[Data about app and page elements]
>>
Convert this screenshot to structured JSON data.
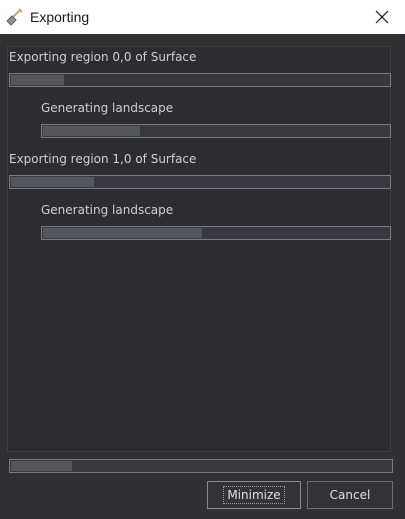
{
  "window": {
    "title": "Exporting",
    "close_label": "×"
  },
  "regions": [
    {
      "label": "Exporting region 0,0 of Surface",
      "progress": 0.14,
      "sub_label": "Generating landscape",
      "sub_progress": 0.28
    },
    {
      "label": "Exporting region 1,0 of Surface",
      "progress": 0.22,
      "sub_label": "Generating landscape",
      "sub_progress": 0.46
    }
  ],
  "overall_progress": 0.16,
  "buttons": {
    "minimize": "Minimize",
    "cancel": "Cancel"
  },
  "icons": {
    "app": "shovel-icon",
    "close": "close-icon"
  }
}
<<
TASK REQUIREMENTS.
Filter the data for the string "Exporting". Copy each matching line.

TASK SOLUTION.
    "title": "Exporting",
      "label": "Exporting region 0,0 of Surface",
      "label": "Exporting region 1,0 of Surface",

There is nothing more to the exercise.